Speaking with Søren, you really get a feel what it means to be building the largest offshore wind farm when operational. The job goes on 24/7, with good and bad weather.
The crew that work on the Cadelar Wind Osprey installation vessel, started on April 14th when COVID restrictions were still in place. This meant testing procedures for each crew member, onboard quarantining and managing the logistical process within this context. While the strict rules and regulations were lifted for most people in the spring, the COVID protocol was maintained on the vessel until only a couple of weeks ago to prevent COVID outbreaks at sea. From time to time some of the crew have contracted COVID and as a consequence have been isolated on board.
The vessel makes round trips with 4 turbines per trip. Depending on the weather conditions the trips have a duration of 5 up to 12 days. The crew work 12 hour shifts while on board and work in a 2 weeks on and 2 weeks off rotation. A few situations bad weather conditions have led to crew being delayed in transferring off the vessel and thus being delayed coming home. This can easily take a toll on the morale of the crew. Ever the more reason for Søren to be proud of the installation team, that they managed to stay on course, and getting the job done.

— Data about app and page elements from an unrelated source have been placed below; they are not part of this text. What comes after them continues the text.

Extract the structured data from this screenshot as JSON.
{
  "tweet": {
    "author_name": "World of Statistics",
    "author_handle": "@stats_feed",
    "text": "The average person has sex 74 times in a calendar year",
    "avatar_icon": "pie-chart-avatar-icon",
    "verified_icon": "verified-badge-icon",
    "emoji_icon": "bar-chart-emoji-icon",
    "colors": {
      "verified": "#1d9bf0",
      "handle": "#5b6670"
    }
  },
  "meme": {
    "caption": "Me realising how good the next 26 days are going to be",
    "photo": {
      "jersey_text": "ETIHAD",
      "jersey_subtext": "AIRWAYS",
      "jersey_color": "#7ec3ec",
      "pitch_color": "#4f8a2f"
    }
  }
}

Getting the job done in itself is not a routine job either. It is the first time that the 11MW wind turbines of Siemens Gamesa are being installed in a serial setup and released for commercial production. The size and weight of the turbines require thorough engineering and planning to load them onto the vessel. “This is a high-level achievement, in an energy industry that is realizing these innovative and large-scale projects without subsidies”.
“Also, having biodiversity integrated into the design, with the creation of nature inclusive designs, which are basically manmade reefs, and open foundations (water replenishment holes in the monopiles) is really amazing,” mentions Søren. “When you see seals going in and out of the monopiles, it adds to the motivation for the project. Creating fossil free living within one generation means generating renewable energy, while also preserving the marine ecosystem.”
Photo: Vattenfall/Charles Walker